■ Assignment:
The answer must consist of each line below that holds the word "arrow", copied as it stands.
★ ★ ★ ★ ★
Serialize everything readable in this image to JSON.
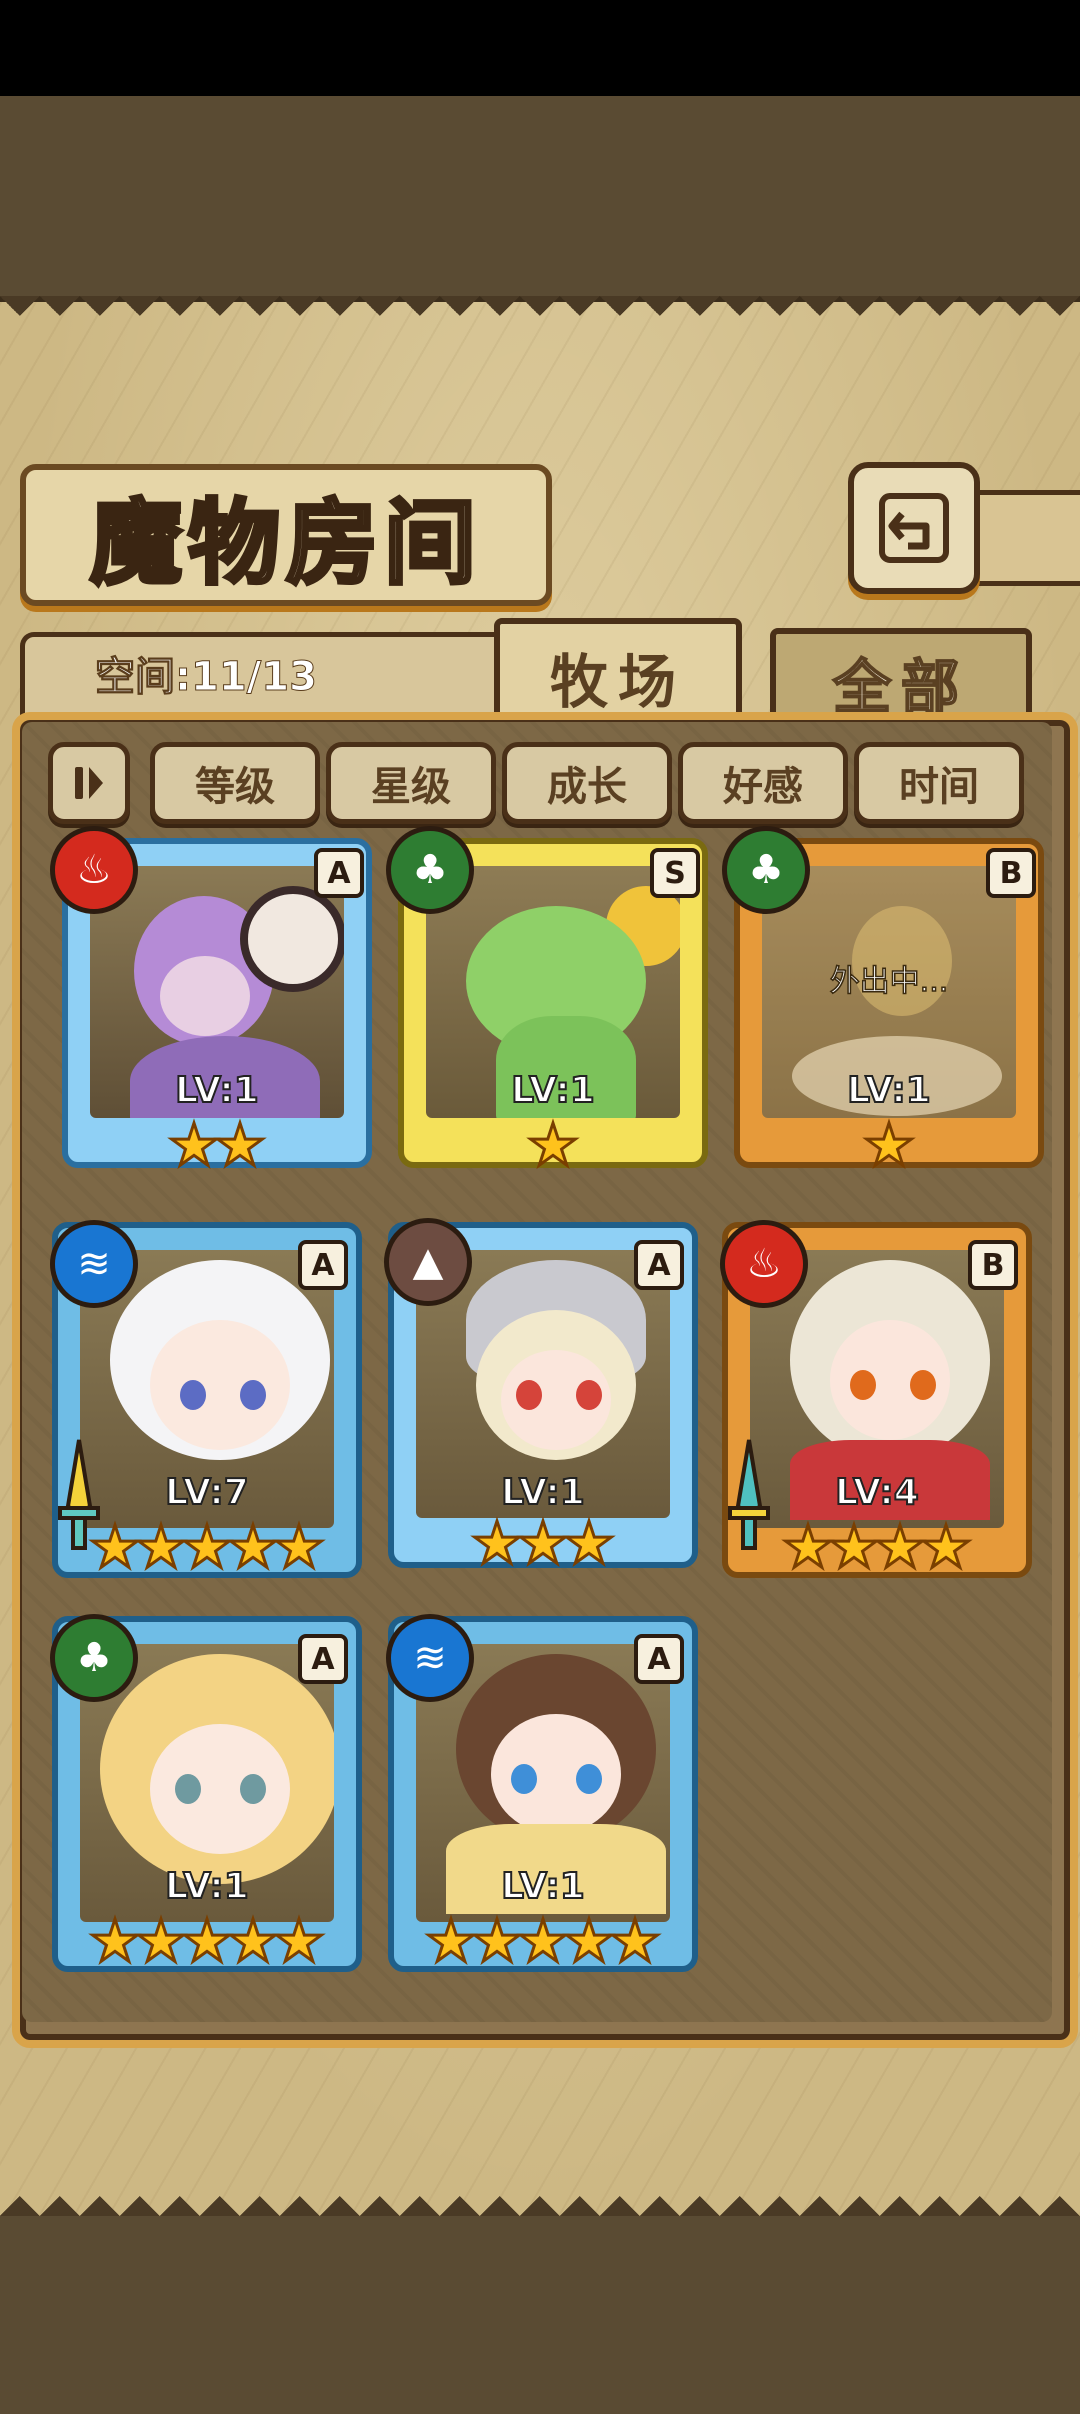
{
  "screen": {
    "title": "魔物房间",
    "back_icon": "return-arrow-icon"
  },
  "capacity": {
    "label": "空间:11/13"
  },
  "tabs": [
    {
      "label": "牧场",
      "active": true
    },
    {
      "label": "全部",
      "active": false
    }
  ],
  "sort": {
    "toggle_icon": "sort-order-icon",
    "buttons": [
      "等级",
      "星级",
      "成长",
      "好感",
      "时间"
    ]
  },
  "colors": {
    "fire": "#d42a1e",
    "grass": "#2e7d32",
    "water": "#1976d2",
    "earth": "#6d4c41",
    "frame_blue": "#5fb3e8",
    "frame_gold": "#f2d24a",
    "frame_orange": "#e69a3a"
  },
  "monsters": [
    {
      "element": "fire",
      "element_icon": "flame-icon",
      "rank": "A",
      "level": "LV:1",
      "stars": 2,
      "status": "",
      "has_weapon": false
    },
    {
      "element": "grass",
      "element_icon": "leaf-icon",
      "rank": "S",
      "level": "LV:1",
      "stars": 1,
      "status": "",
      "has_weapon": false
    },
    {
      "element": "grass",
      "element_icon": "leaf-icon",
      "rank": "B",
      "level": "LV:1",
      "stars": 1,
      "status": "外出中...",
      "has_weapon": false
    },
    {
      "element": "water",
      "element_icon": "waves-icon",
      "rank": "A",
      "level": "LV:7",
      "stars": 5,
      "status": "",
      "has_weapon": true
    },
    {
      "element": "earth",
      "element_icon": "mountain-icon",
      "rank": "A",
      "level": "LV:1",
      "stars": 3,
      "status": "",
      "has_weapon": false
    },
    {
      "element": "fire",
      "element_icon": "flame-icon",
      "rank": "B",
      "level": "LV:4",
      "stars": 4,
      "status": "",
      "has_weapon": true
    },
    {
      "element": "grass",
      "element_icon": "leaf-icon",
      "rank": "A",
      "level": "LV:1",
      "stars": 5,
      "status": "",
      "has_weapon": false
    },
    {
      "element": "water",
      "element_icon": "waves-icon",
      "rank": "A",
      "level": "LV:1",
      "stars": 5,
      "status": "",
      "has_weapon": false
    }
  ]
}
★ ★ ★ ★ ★
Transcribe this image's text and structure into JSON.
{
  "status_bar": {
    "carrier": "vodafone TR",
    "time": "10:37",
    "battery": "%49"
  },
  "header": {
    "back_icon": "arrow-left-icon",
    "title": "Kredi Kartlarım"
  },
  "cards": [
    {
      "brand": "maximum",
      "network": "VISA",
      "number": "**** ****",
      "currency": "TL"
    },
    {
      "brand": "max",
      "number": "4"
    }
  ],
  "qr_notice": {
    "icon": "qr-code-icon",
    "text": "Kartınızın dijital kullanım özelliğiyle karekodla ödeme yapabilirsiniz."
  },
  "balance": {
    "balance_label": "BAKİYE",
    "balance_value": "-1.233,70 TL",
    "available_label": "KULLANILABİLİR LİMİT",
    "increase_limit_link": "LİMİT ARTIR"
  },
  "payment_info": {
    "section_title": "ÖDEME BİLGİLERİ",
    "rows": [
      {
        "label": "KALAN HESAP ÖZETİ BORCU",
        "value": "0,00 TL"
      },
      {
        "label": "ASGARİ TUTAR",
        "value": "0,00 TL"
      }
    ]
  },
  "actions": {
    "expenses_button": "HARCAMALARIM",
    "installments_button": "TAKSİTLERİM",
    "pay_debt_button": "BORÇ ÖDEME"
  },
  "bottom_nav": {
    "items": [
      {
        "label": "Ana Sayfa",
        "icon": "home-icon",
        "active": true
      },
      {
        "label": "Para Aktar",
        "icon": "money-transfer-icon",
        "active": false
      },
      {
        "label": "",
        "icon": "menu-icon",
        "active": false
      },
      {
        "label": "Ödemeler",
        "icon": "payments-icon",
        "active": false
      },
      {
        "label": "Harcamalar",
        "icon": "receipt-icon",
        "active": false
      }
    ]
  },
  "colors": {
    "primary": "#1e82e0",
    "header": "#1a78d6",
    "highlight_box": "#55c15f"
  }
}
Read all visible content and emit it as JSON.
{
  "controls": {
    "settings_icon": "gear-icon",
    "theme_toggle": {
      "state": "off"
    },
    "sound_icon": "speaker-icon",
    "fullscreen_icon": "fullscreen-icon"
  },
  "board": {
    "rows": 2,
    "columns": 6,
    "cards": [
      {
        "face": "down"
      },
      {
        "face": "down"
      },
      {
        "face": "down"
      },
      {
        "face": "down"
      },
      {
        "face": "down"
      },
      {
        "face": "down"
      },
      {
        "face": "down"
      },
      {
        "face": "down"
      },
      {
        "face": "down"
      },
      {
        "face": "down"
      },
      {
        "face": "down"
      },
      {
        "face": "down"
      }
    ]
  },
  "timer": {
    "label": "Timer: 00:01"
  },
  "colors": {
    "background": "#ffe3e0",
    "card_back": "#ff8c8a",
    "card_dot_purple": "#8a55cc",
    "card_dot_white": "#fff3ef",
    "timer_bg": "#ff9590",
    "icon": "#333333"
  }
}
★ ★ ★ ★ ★
■ Your solution:
    "back_icon": "return-arrow-icon"
    "back_icon": "arrow-left-icon",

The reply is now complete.